    14. The patellar reflex is depressed with an upper plexopathy and the ankle jerk is depressed with sacral involvement
    15. Peripheral edema occurs in 80% of patients with pan plexopathy, in 41% of patients with upper plexopathy and in 37% of patients with lower plexus involvement
    16. A rectal mass is found in 43% of patients with lower plexopathy and in 25% of patients with upper plexopathy and 15% with panplexopathy
    17. Straight leg raising test occurs (is positive) in greater than 83% of patients with pan plexopathy
    18. Pain may be increased with Valsalva maneuvers


  1. Intra-abdominal tumor extension to the lumbosacral plexus occurs in approximately 75% of affected patients:
    1. Tumor may invade directly
    2. May grow along the connective tissue, epineurium of nerve trunks or perineural spread
  2. Most prevalent tumors are:
    1. Colorectal tumors (20%)
    2. Sarcomas (16%)
    3. Breast tumors (11%)
    4. Lymphoma (9%)
    5. Cervical tumors (9%)
    6. Other tumors including multiple myeloma account for 37% of intra-abdominal tumors
  3. Metastatic lesions are from:
    1. Breast
    2. Lymphoma
    3. Sarcoma
    4. Lung
    5. Thyroid (rare)
    6. Melanoma
    7. Testicular
    8. Multiple myeloma
  4. Primary pelvic plexus tumors are:
    1. Neurofibroma
    2. Schwannoma
    3. Sarcoma (degeneration of a benign Neurofibroma)
  5. Benign tumors that affect the lumbosacral plexus
    1. Dermoid of the omentum
    2. Uterine leiomyoma

Laboratory Evaluation

  1. Dependent on the type of underlying cancer and the extent of its involvement are increased
  2. Sedimentation rate and C-reactive protein
  3. Alkaline phosphatase
  4. Protein electrophoresis
  5. Prostate specific antigen
  6. Uremia and hydronephrosis are associated with gynecologic malignancies
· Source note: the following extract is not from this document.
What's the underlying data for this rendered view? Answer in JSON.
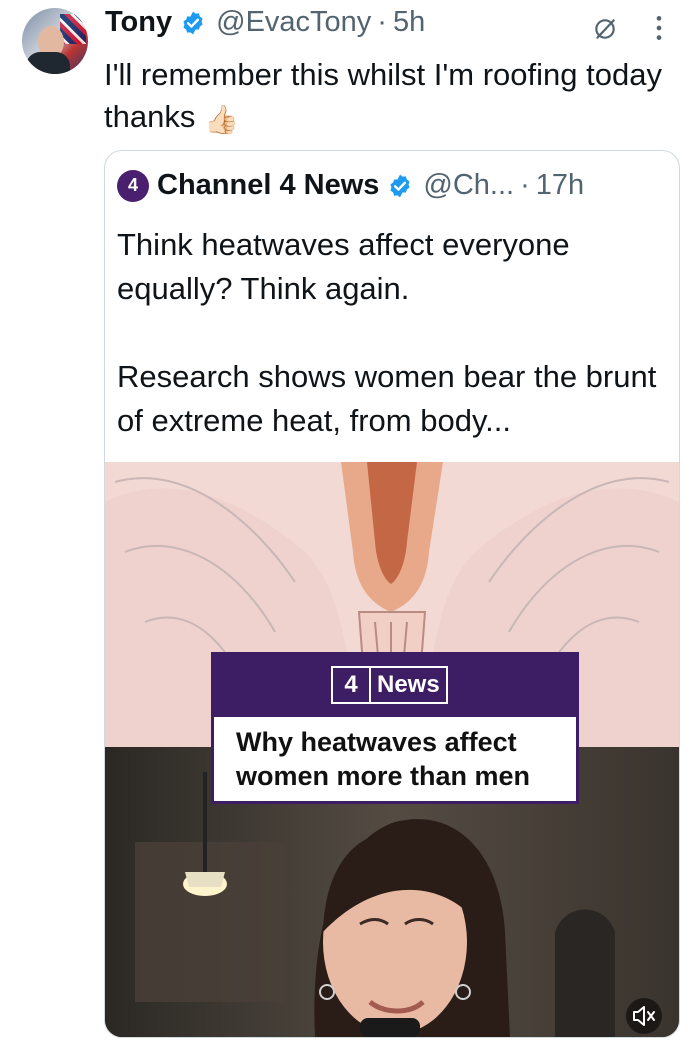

  1. High resolution dedicated MR neurography
  2. CT scan and conventional MRI are positive >80% of patients by the time of clinical presentation
  3. Sacral bone involvement is often a sign of colorectal cancer

Radiation Therapy (X-RT) of the Lumbosacral Region

General Characteristics

  1. Median time to the onset of symptoms is variable; the usual is five years; in some patient, symptoms may appear 20-30 years after treatment
  2. There is no apparent relationship between the amount of X-RT and the latent period to symptoms
  3. Signs rarely occur with less than 40gy rads

Clinical Manifestations

  1. Bilateral or unilateral slowly progressive leg weakness
  2. Starts distally usually in the L5-S1 roots; muscle wasting and absent reflexes